“I am no cocoa farmer,” he said, completely disregarding the possibility that a cocoa farmer might not wish to be in Dr Moonilal’s shoes.

—Author Errol Pilgrim is a veteran journalist.


Dennis Hall, better known as Sprangalang, was honoured by having the street to enter Skinner Park named after him.

Special thanks to Mayor Junia Regrello.

There are some people you cannot please. It’s damned if you do, damned if you don’t.

How does one put $1,000, or $10,000, in someone else’s hands, forget it for two weeks or two months, add nothing to it, and expect to receive $20,000, or $50,000, at the end? Is there some obeah that multiplies this money magically?

The four core principles from the International Convention on the Rights of the Child are as follows: non-discrimination, devotion to the best interests of the child, the right to life, survival and development.

They stem from the declarations in the UN Convention on the Rights of the Child—a legally binding international agreement setting out the civil, political, economic social and cultural rights of every child, regardless of race, religion or abilities.

In Trinidad and Tobago, however, these rights are found to have been breached in all too common and cavalier a manner, with disquieting frequency, in what appears to be the ingrained behaviour of adults.

I shouldn’t have been surprised by the volume of responses to my last column on domestic violence and sexual abuse. They are obviously prevalent though we can only guess at the extent.

In 2015, our GDP had declined for four consecutive quarters—we were in a recession which was caused by the reduction in foreign exchange earned by the energy sector. This situation continued into 2020, forcing the Government into continuing deficit budgets, the use of the HSF and drawdown on the foreign reserves.
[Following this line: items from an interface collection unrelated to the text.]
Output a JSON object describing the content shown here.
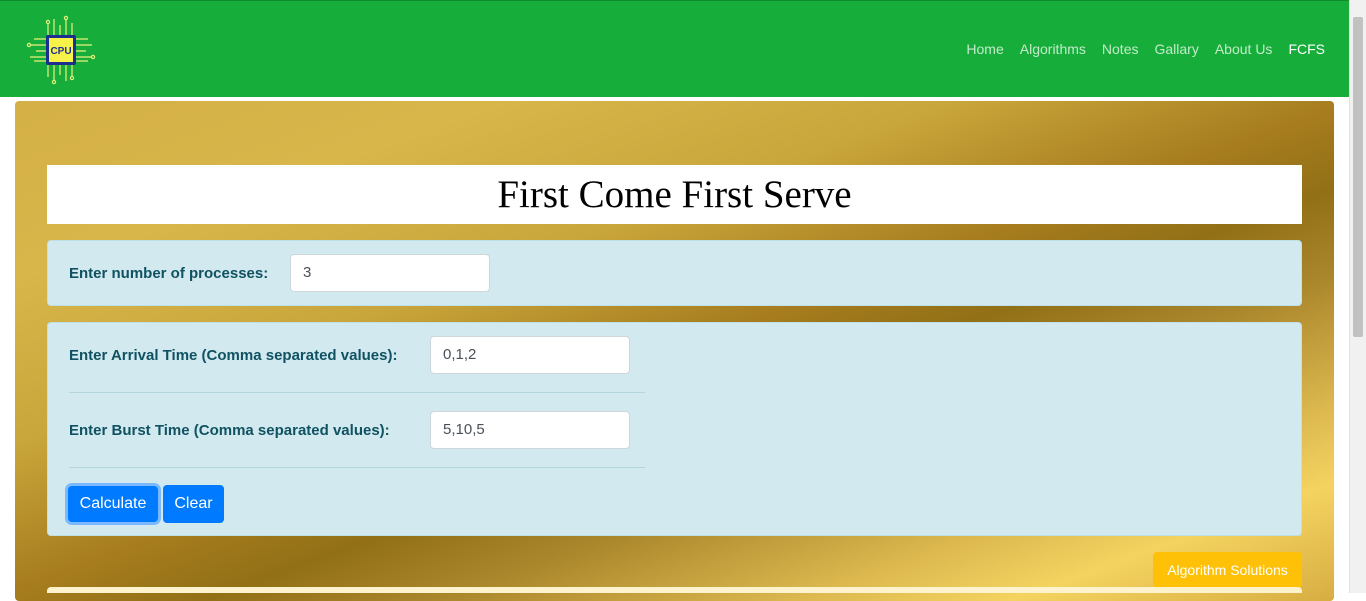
{
  "logo": {
    "text": "CPU"
  },
  "nav": {
    "items": [
      {
        "label": "Home",
        "active": false
      },
      {
        "label": "Algorithms",
        "active": false
      },
      {
        "label": "Notes",
        "active": false
      },
      {
        "label": "Gallary",
        "active": false
      },
      {
        "label": "About Us",
        "active": false
      },
      {
        "label": "FCFS",
        "active": true
      }
    ]
  },
  "page_title": "First Come First Serve",
  "processes": {
    "label": "Enter number of processes:",
    "value": "3"
  },
  "arrival": {
    "label": "Enter Arrival Time (Comma separated values):",
    "value": "0,1,2"
  },
  "burst": {
    "label": "Enter Burst Time (Comma separated values):",
    "value": "5,10,5"
  },
  "buttons": {
    "calculate": "Calculate",
    "clear": "Clear",
    "solutions": "Algorithm Solutions"
  },
  "colors": {
    "navbar": "#17ad3b",
    "primary": "#007bff",
    "warning": "#ffc107",
    "info_card": "#d1e9ef"
  }
}
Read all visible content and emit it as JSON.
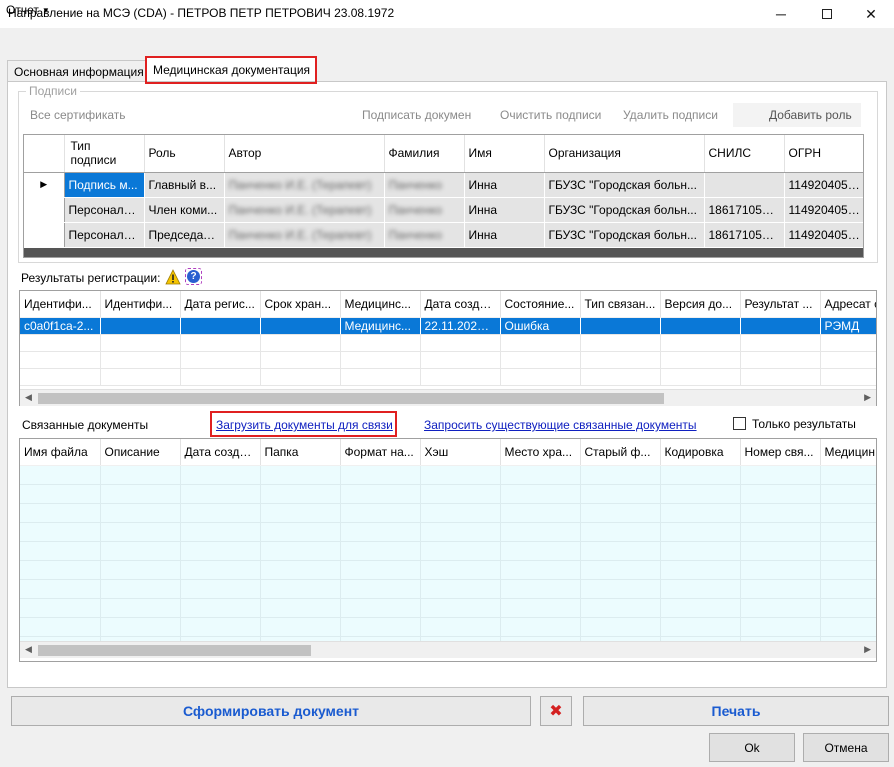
{
  "window": {
    "title": "Направление на МСЭ (CDA) - ПЕТРОВ ПЕТР ПЕТРОВИЧ 23.08.1972",
    "minimize": "─",
    "close": "✕"
  },
  "menu": {
    "report": "Отчет"
  },
  "tabs": [
    {
      "label": "Основная информация"
    },
    {
      "label": "Медицинская документация"
    }
  ],
  "signatures": {
    "group_label": "Подписи",
    "toolbar": {
      "all_certs": "Все сертификать",
      "sign_doc": "Подписать докумен",
      "clear_sigs": "Очистить подписи",
      "delete_sig": "Удалить подписи",
      "add_role": "Добавить роль"
    },
    "columns": [
      "Тип подписи",
      "Роль",
      "Автор",
      "Фамилия",
      "Имя",
      "Организация",
      "СНИЛС",
      "ОГРН"
    ],
    "rows": [
      [
        "Подпись м...",
        "Главный в...",
        "Панченко И.Е. (Терапевт)",
        "Панченко",
        "Инна",
        "ГБУЗС \"Городская больн...",
        "",
        "1149204050..."
      ],
      [
        "Персональ...",
        "Член коми...",
        "Панченко И.Е. (Терапевт)",
        "Панченко",
        "Инна",
        "ГБУЗС \"Городская больн...",
        "18617105978",
        "1149204050..."
      ],
      [
        "Персональ...",
        "Председате...",
        "Панченко И.Е. (Терапевт)",
        "Панченко",
        "Инна",
        "ГБУЗС \"Городская больн...",
        "18617105978",
        "1149204050..."
      ]
    ],
    "current_row_marker": "▶"
  },
  "registration": {
    "label": "Результаты регистрации:",
    "help_glyph": "?",
    "columns": [
      "Идентифи...",
      "Идентифи...",
      "Дата регис...",
      "Срок хран...",
      "Медицинс...",
      "Дата созда...",
      "Состояние...",
      "Тип связан...",
      "Версия до...",
      "Результат ...",
      "Адресат с"
    ],
    "rows": [
      [
        "c0a0f1ca-2...",
        "",
        "",
        "",
        "Медицинс...",
        "22.11.2022 ...",
        "Ошибка",
        "",
        "",
        "",
        "РЭМД"
      ]
    ]
  },
  "related": {
    "label": "Связанные документы",
    "load_link": "Загрузить документы для связи",
    "request_link": "Запросить существующие связанные документы",
    "only_results": "Только результаты",
    "columns": [
      "Имя файла",
      "Описание",
      "Дата созда...",
      "Папка",
      "Формат на...",
      "Хэш",
      "Место хра...",
      "Старый ф...",
      "Кодировка",
      "Номер свя...",
      "Медицин"
    ]
  },
  "scroll": {
    "left": "◀",
    "right": "▶"
  },
  "buttons": {
    "form_document": "Сформировать документ",
    "delete_glyph": "✖",
    "print": "Печать",
    "ok": "Ok",
    "cancel": "Отмена"
  },
  "colors": {
    "selection": "#0a78d7",
    "highlight_border": "#e02020",
    "link": "#1020c0",
    "action_text": "#1a5bd0",
    "related_rows_bg": "#ecfcfe"
  }
}
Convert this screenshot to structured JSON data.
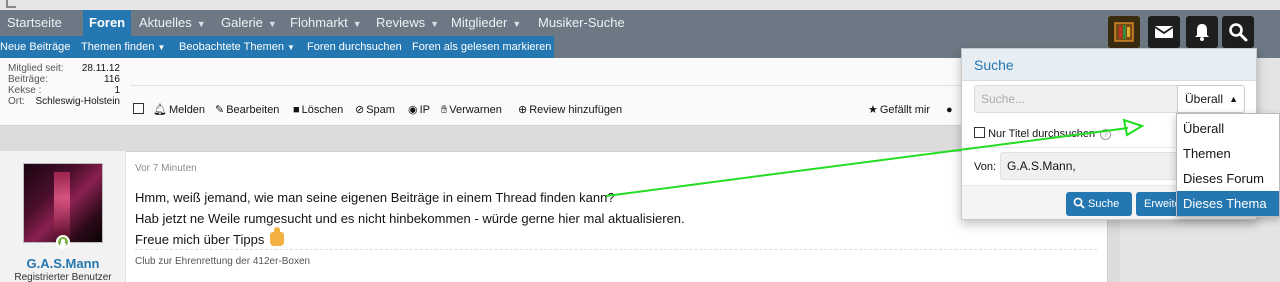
{
  "nav": {
    "startseite": "Startseite",
    "foren": "Foren",
    "items": [
      {
        "label": "Aktuelles",
        "dropdown": true
      },
      {
        "label": "Galerie",
        "dropdown": true
      },
      {
        "label": "Flohmarkt",
        "dropdown": true
      },
      {
        "label": "Reviews",
        "dropdown": true
      },
      {
        "label": "Mitglieder",
        "dropdown": true
      },
      {
        "label": "Musiker-Suche",
        "dropdown": false
      }
    ],
    "caret": "▼"
  },
  "subnav": {
    "new_posts": "Neue Beiträge",
    "find_threads": "Themen finden",
    "watched_threads": "Beobachtete Themen",
    "search_forums": "Foren durchsuchen",
    "mark_read": "Foren als gelesen markieren",
    "caret": "▼"
  },
  "header_icons": [
    "user-avatar-icon",
    "envelope-icon",
    "bell-icon",
    "search-icon"
  ],
  "post1": {
    "userinfo": [
      {
        "label": "Mitglied seit:",
        "value": "28.11.12"
      },
      {
        "label": "Beiträge:",
        "value": "116"
      },
      {
        "label": "Kekse :",
        "value": "1"
      },
      {
        "label": "Ort:",
        "value": "Schleswig-Holstein"
      }
    ],
    "actions": {
      "report": "Melden",
      "edit": "Bearbeiten",
      "delete": "Löschen",
      "spam": "Spam",
      "ip": "IP",
      "warn": "Verwarnen",
      "add_review": "Review hinzufügen",
      "like": "Gefällt mir"
    }
  },
  "post2": {
    "time": "Vor 7 Minuten",
    "lines": [
      "Hmm, weiß jemand, wie man seine eigenen Beiträge in einem Thread finden kann?",
      "Hab jetzt ne Weile rumgesucht und es nicht hinbekommen - würde gerne hier mal aktualisieren.",
      "Freue mich über Tipps"
    ],
    "signature": "Club zur Ehrenrettung der 412er-Boxen",
    "username": "G.A.S.Mann",
    "user_title": "Registrierter Benutzer"
  },
  "search": {
    "title": "Suche",
    "placeholder": "Suche...",
    "scope_selected": "Überall",
    "titles_only": "Nur Titel durchsuchen",
    "von_label": "Von:",
    "von_value": "G.A.S.Mann,",
    "search_button": "Suche",
    "advanced_button": "Erweiterte Suche",
    "scope_options": [
      "Überall",
      "Themen",
      "Dieses Forum",
      "Dieses Thema"
    ],
    "highlighted_option": "Dieses Thema"
  },
  "colors": {
    "nav_bg": "#6c7883",
    "accent": "#2577b1",
    "annotation_arrow": "#22dd22"
  }
}
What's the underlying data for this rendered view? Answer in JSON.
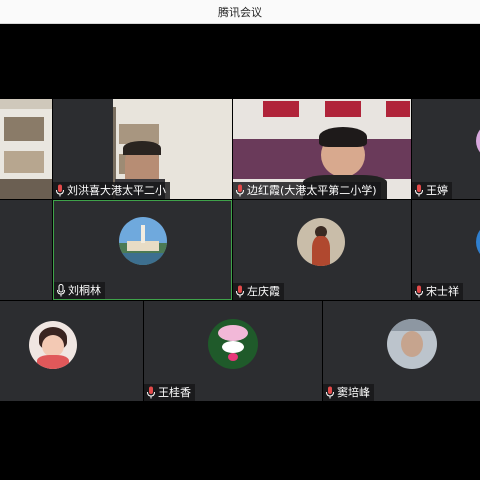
{
  "window": {
    "title": "腾讯会议"
  },
  "participants": [
    {
      "name": "刘洪喜大港太平二小"
    },
    {
      "name": "边红霞(大港太平第二小学)"
    },
    {
      "name": "王婷"
    },
    {
      "name": "刘桐林"
    },
    {
      "name": "左庆霞"
    },
    {
      "name": "宋士祥"
    },
    {
      "name": "王桂香"
    },
    {
      "name": "窦培峰"
    }
  ],
  "icons": {
    "mic": "microphone-icon",
    "mic_color": "#e34a4a"
  },
  "colors": {
    "active_border": "#3fa24a",
    "tile_bg": "#2c2d30"
  }
}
The idiom “might is right” has proven itself to be true more often than not, especially in these times. I am referring specifically to possible broken election promises with regard to prioritisation of major public projects.